Can you negotiate a job contract? Give positive feedback without autobiographical advice? Promote a business on Instagram? Lead a team? 

Those are just some of the topics covered during Empower, a free nine-month program for women over 35 supported by a grant from the English Language Office of the US Embassy in Moscow. Its goal is to help its participants acquire new marketable skills and personal competencies and use them to fuel professional growth, find a new fulfilling job, especially after a maternity leave, or even start a business.

The program kicked off last February with courses in English, soft skills and computer skills and will continue in the fall with courses on entrepreneurship and leadership. 

“This initiative provides scaffolding for motivated women ready to take their careers to the next level,” comments Maria Didkovskaia, head of ITMO University’s Internationalization Department that administers the program. “We have the skills and the resources to deliver the curriculum specific to this demographic and therefore to drive real, positive change.”  

The participants come from a variety of backgrounds but share motivation and desire to dive into learning, now as adults. 

(left to right) Yulia Kildeeva, Evgenia Reinbach, Lidya Pozdeeva, Liana Dembo
(left to right) Yulia Kildeeva, Evgenia Reinbach, Lidya Pozdeeva, Liana Dembo

“Empower has been a kick in the pants for me,” shares Evgenia Reinbach.

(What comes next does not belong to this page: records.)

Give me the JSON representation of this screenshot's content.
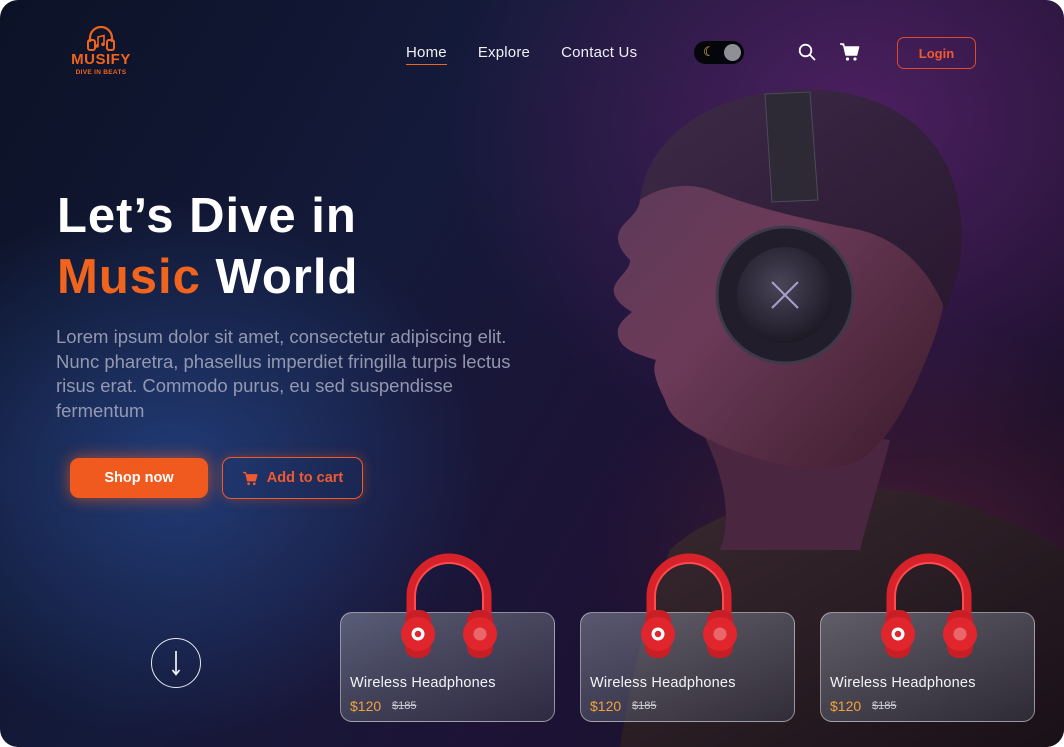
{
  "brand": {
    "name": "MUSIFY",
    "tagline": "DIVE IN BEATS"
  },
  "nav": {
    "links": [
      {
        "label": "Home",
        "active": true
      },
      {
        "label": "Explore",
        "active": false
      },
      {
        "label": "Contact Us",
        "active": false
      }
    ],
    "login_label": "Login"
  },
  "theme_toggle": {
    "mode": "dark",
    "icon": "moon-icon"
  },
  "hero": {
    "title_line1": "Let’s Dive in",
    "title_accent": "Music",
    "title_rest": " World",
    "description": "Lorem ipsum dolor sit amet, consectetur adipiscing elit. Nunc pharetra, phasellus imperdiet fringilla turpis lectus risus erat. Commodo purus, eu sed suspendisse fermentum",
    "shop_label": "Shop now",
    "cart_label": "Add to cart"
  },
  "products": [
    {
      "name": "Wireless Headphones",
      "price": "$120",
      "old_price": "$185"
    },
    {
      "name": "Wireless Headphones",
      "price": "$120",
      "old_price": "$185"
    },
    {
      "name": "Wireless Headphones",
      "price": "$120",
      "old_price": "$185"
    }
  ],
  "colors": {
    "accent": "#f0641e",
    "price": "#f2a23a",
    "background": "#141a3a",
    "headphone_red": "#e0262c"
  }
}
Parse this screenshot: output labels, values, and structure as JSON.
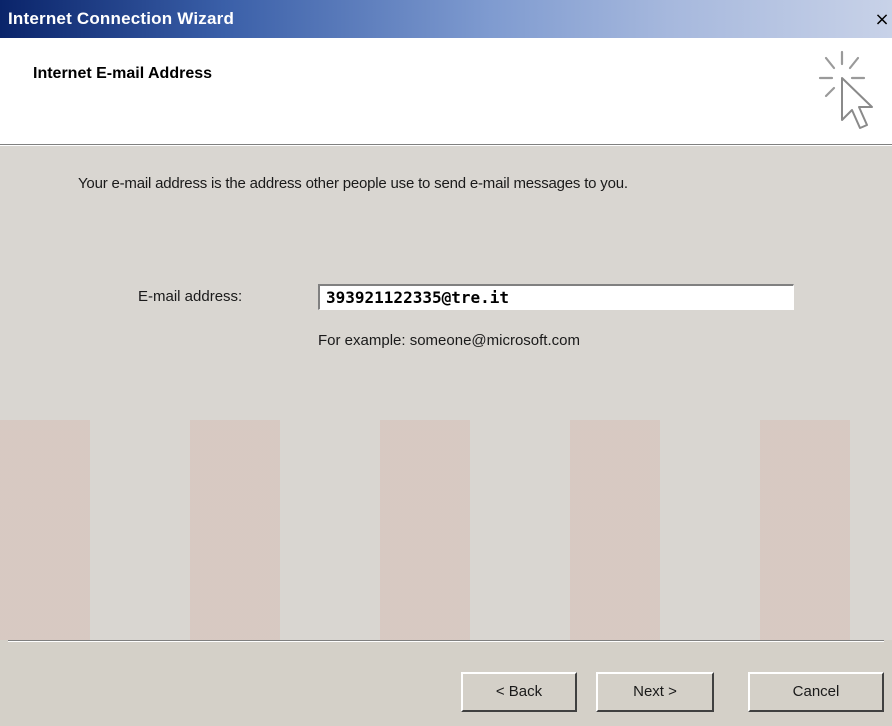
{
  "window": {
    "title": "Internet Connection Wizard",
    "close_glyph": "×"
  },
  "header": {
    "title": "Internet E-mail Address",
    "icon": "wizard-cursor-sparkle-icon"
  },
  "content": {
    "intro": "Your e-mail address is the address other people use to send e-mail messages to you.",
    "email_label": "E-mail address:",
    "email_value": "393921122335@tre.it",
    "example": "For example: someone@microsoft.com"
  },
  "buttons": {
    "back": "< Back",
    "next": "Next >",
    "cancel": "Cancel"
  },
  "colors": {
    "titlebar_start": "#0a246a",
    "face": "#d4d0c8"
  }
}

A mother of two small children, she graduated from ITMO over 15 years ago with a tech degree but never worked in the field. The soft skills she’s acquiring through the program have been an important experience for her.

“We learned about personal effectiveness, time management, and goal-setting,” Evgenia says. “There’s been lots of self-study and lots of homework. I’ve learnt to ‘eat my frogs in the morning’ and ‘cut up an elephant into smaller pieces.’ It’s the steps I can take every day to change my habits.”

Her most vivid impression? “Public speaking. It was very scary at first but also transformative.”

For Lidya Pozdeeva, a logistics specialist, participation in the program was prompted by a failed job interview. “I wanted to work for a larger company but didn’t pass the English test,” she says. Along with new language skills, she appreciated the opportunity for self-study and plans to take her career in logistics to new heights. 

Liana Dembo has already found a unique application for her new skills. During the previous academic year, she organized a meetup where adults re-read classic works of literature they last opened back in high school. 

“Classics mean different things at different stages in our lives,” Liana said. What started as a monthly meeting of just a few people is gaining traction. Now it has a permanent space and features lectures by literature instructors. “Empower gave me specific skills to take it to a new level and to promote it,” she explains. This year, she’s planning to launch it as a paid event.

It has always been “family first” for Yulia Kildeeva but now that her children are grown up, she’s exploring her interests. “I’m good at cooking and at explaining it to others,” she said. “So I keep thinking about starting a cooking school.”

Yulia is testing the skills she acquired through the program on her husband’s high-tech fishing hobby and hopes to soon transfer them to her own business: “Ultimately, to learn to break eggs you have to actually break them."